The principal aim of this paper is to evaluate the actions of tourism stakeholders towards nature within the context of environmental ethics. Through an understanding of the ethical stance taken by stakeholders towards nature, it becomes possible to comprehend actions and evaluate their suitability. The conceptual literature in the field of environmental ethics is utilized to analyze the policy statements and actions of stakeholders. The main conclusion is that the majority of them now pursue an ethic of conservation vis-a-vis an instrumental use of nature. However there seems to be little desire for a further shift to a non-anthropocentric environmental ethic.RésuméLe but principal de cet article est d’évaluer les actions des protagonistes du tourisme envers la nature dans le contexte d’une éthique environnementale. Si on comprend la position éthique des protagonistes envers la nature, il devient possible de comprendre leurs actions et de juger si elles sont convenables. On se sert de la littérature conceptuelle de l’éthique environnementale pour analyser les déclarations de principes et les actions des protagonistes. La conclusion principale est que la majorité des protagonistes suivent une éthique de sauvegarde en ce qui concerne l’utilisation de la nature. Il y a pourtant peu d’intérêt pour une éthique moins anthropocentrique de l’environnement.
Article

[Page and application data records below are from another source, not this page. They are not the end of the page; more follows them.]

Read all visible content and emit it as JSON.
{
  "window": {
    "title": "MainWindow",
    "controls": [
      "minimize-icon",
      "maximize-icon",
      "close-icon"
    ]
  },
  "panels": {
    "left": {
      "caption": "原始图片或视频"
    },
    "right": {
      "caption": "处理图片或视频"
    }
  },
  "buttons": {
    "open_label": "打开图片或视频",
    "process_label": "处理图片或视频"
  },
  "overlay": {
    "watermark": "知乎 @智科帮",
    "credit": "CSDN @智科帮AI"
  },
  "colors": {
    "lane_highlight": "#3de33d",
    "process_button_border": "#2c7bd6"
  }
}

The pressure of globalization is having a major impact on the small and medium enterprises (SMEs) of the European tourism industry. Globally acting suppliers, decreasing transportation costs and emerging new destinations have put pressure on the European SMEs in traditional destinations. As many European countries are economically very dependent on tourism, a need for effective policy support arises. The paper focuses on the questions: What could be done to restore the European tourism industry as a growth engine for income and employment? as well as: What roles should the government sector and the private sector respectively play? The implementation of flexible operating network alliances and holistic destination management techniques geared to meet ‘post-modern’ tourism demand are suggested to alleviate the impacts of globalization on SMEs.
Article
The aim of the research was to assess the physical impacts of four-wheel drive related nature-based tourism in the Central Coast Region of Western Australia. This coast is 271 km long, in a natural and largely undeveloped state, but coastal recreation impacts due to four-wheel drive use has increased significantly since the 1960s. Research methods included interpretation of aerial photographs for 1965 and 1998 for a 1 km zone, measured immediately landward from the shoreline. Features associated with recreation use, such as off-road tracks and access points to beaches were digitised and analysed using Geographic Information System. For 1965, 516.5 km of four-wheel drive tracks were measured, compared to 812.9 km in 1998. Access points to the coast also increased from 421 to 908 during the same period. Results were analysed within 25 biophysical and five local authority units. Results within biophysical units were related to physiographic setting, beach and dune type.